Work request >> In full and without alteration, write out the records.

Data about app and page elements:
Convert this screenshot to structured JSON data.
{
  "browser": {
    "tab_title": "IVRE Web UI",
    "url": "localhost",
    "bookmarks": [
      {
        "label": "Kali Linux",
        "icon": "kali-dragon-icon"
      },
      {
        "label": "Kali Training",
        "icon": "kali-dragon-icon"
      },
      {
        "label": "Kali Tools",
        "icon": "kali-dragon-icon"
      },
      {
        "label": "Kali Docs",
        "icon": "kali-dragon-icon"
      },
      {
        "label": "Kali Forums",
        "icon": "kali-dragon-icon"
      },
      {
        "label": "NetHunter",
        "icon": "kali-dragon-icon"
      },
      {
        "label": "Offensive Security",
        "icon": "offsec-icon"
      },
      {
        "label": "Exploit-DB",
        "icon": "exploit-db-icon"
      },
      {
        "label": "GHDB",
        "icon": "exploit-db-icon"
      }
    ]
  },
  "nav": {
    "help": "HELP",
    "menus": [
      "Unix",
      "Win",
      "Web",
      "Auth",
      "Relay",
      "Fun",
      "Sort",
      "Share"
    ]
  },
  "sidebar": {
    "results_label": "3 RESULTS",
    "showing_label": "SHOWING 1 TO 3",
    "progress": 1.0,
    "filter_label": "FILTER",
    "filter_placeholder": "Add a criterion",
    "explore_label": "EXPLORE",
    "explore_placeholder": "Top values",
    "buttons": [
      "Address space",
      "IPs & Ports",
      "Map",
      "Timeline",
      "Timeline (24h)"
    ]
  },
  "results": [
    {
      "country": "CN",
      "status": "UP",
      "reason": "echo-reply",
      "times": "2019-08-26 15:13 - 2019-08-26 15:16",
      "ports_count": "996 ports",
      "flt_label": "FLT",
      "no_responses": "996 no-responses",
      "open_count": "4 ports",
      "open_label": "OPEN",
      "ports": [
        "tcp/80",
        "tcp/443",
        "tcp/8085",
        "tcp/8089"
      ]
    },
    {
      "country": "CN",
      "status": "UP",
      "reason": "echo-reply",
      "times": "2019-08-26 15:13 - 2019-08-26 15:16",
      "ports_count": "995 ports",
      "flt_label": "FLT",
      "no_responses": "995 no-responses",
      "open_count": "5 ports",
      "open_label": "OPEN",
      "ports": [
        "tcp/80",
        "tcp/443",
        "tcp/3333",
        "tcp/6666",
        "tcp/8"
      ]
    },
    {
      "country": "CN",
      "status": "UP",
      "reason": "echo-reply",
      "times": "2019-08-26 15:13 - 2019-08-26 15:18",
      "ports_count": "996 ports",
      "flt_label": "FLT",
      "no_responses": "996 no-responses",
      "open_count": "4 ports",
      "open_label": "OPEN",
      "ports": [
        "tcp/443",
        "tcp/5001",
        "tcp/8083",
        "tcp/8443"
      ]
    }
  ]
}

Expected answer >>
Convert this screenshot to structured JSON data.
{
  "browser": {
    "tab_title": "IVRE Web UI",
    "url": "localhost",
    "bookmarks": [
      {
        "label": "Kali Linux",
        "icon": "kali-dragon-icon"
      },
      {
        "label": "Kali Training",
        "icon": "kali-dragon-icon"
      },
      {
        "label": "Kali Tools",
        "icon": "kali-dragon-icon"
      },
      {
        "label": "Kali Docs",
        "icon": "kali-dragon-icon"
      },
      {
        "label": "Kali Forums",
        "icon": "kali-dragon-icon"
      },
      {
        "label": "NetHunter",
        "icon": "kali-dragon-icon"
      },
      {
        "label": "Offensive Security",
        "icon": "offsec-icon"
      },
      {
        "label": "Exploit-DB",
        "icon": "exploit-db-icon"
      },
      {
        "label": "GHDB",
        "icon": "exploit-db-icon"
      }
    ]
  },
  "nav": {
    "help": "HELP",
    "menus": [
      "Unix",
      "Win",
      "Web",
      "Auth",
      "Relay",
      "Fun",
      "Sort",
      "Share"
    ]
  },
  "sidebar": {
    "results_label": "3 RESULTS",
    "showing_label": "SHOWING 1 TO 3",
    "progress": 1.0,
    "filter_label": "FILTER",
    "filter_placeholder": "Add a criterion",
    "explore_label": "EXPLORE",
    "explore_placeholder": "Top values",
    "buttons": [
      "Address space",
      "IPs & Ports",
      "Map",
      "Timeline",
      "Timeline (24h)"
    ]
  },
  "results": [
    {
      "country": "CN",
      "status": "UP",
      "reason": "echo-reply",
      "times": "2019-08-26 15:13 - 2019-08-26 15:16",
      "ports_count": "996 ports",
      "flt_label": "FLT",
      "no_responses": "996 no-responses",
      "open_count": "4 ports",
      "open_label": "OPEN",
      "ports": [
        "tcp/80",
        "tcp/443",
        "tcp/8085",
        "tcp/8089"
      ]
    },
    {
      "country": "CN",
      "status": "UP",
      "reason": "echo-reply",
      "times": "2019-08-26 15:13 - 2019-08-26 15:16",
      "ports_count": "995 ports",
      "flt_label": "FLT",
      "no_responses": "995 no-responses",
      "open_count": "5 ports",
      "open_label": "OPEN",
      "ports": [
        "tcp/80",
        "tcp/443",
        "tcp/3333",
        "tcp/6666",
        "tcp/8"
      ]
    },
    {
      "country": "CN",
      "status": "UP",
      "reason": "echo-reply",
      "times": "2019-08-26 15:13 - 2019-08-26 15:18",
      "ports_count": "996 ports",
      "flt_label": "FLT",
      "no_responses": "996 no-responses",
      "open_count": "4 ports",
      "open_label": "OPEN",
      "ports": [
        "tcp/443",
        "tcp/5001",
        "tcp/8083",
        "tcp/8443"
      ]
    }
  ]
}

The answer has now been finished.